Saved data entries
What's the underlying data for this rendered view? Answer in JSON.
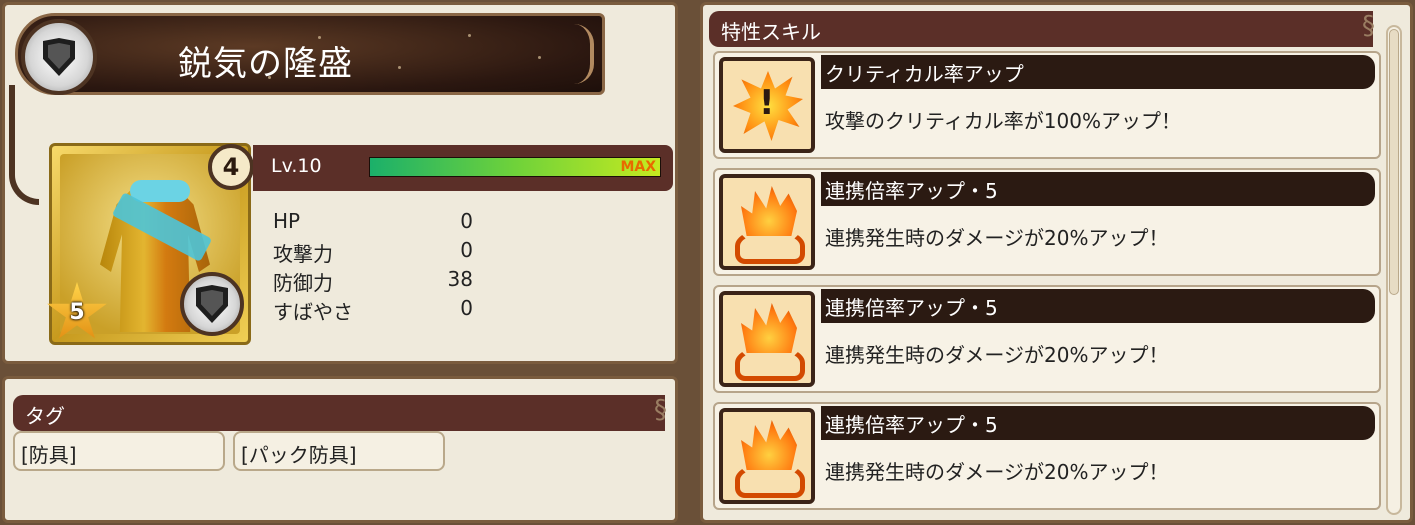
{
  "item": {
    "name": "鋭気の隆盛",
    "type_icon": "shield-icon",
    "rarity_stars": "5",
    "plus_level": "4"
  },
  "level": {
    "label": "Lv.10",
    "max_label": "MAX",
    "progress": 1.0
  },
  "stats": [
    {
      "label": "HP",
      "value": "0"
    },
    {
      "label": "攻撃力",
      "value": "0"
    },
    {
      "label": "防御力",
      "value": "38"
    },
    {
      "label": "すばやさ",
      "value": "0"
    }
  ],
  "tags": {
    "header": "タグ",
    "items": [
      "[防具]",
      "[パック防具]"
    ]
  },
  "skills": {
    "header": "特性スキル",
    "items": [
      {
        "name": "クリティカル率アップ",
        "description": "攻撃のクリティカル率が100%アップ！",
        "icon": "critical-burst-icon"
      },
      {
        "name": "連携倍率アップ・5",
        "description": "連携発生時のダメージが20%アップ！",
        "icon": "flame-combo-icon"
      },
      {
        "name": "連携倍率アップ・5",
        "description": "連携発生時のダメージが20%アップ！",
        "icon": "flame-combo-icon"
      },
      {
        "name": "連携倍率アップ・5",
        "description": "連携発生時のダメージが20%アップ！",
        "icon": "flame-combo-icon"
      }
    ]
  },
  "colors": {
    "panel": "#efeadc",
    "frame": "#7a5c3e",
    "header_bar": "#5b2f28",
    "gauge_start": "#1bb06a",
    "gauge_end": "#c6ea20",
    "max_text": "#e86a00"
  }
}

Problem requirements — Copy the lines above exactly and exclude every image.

Task response —
What's the underlying data for this rendered view? Answer in JSON.
{
  "item": {
    "name": "鋭気の隆盛",
    "type_icon": "shield-icon",
    "rarity_stars": "5",
    "plus_level": "4"
  },
  "level": {
    "label": "Lv.10",
    "max_label": "MAX",
    "progress": 1.0
  },
  "stats": [
    {
      "label": "HP",
      "value": "0"
    },
    {
      "label": "攻撃力",
      "value": "0"
    },
    {
      "label": "防御力",
      "value": "38"
    },
    {
      "label": "すばやさ",
      "value": "0"
    }
  ],
  "tags": {
    "header": "タグ",
    "items": [
      "[防具]",
      "[パック防具]"
    ]
  },
  "skills": {
    "header": "特性スキル",
    "items": [
      {
        "name": "クリティカル率アップ",
        "description": "攻撃のクリティカル率が100%アップ！",
        "icon": "critical-burst-icon"
      },
      {
        "name": "連携倍率アップ・5",
        "description": "連携発生時のダメージが20%アップ！",
        "icon": "flame-combo-icon"
      },
      {
        "name": "連携倍率アップ・5",
        "description": "連携発生時のダメージが20%アップ！",
        "icon": "flame-combo-icon"
      },
      {
        "name": "連携倍率アップ・5",
        "description": "連携発生時のダメージが20%アップ！",
        "icon": "flame-combo-icon"
      }
    ]
  },
  "colors": {
    "panel": "#efeadc",
    "frame": "#7a5c3e",
    "header_bar": "#5b2f28",
    "gauge_start": "#1bb06a",
    "gauge_end": "#c6ea20",
    "max_text": "#e86a00"
  }
}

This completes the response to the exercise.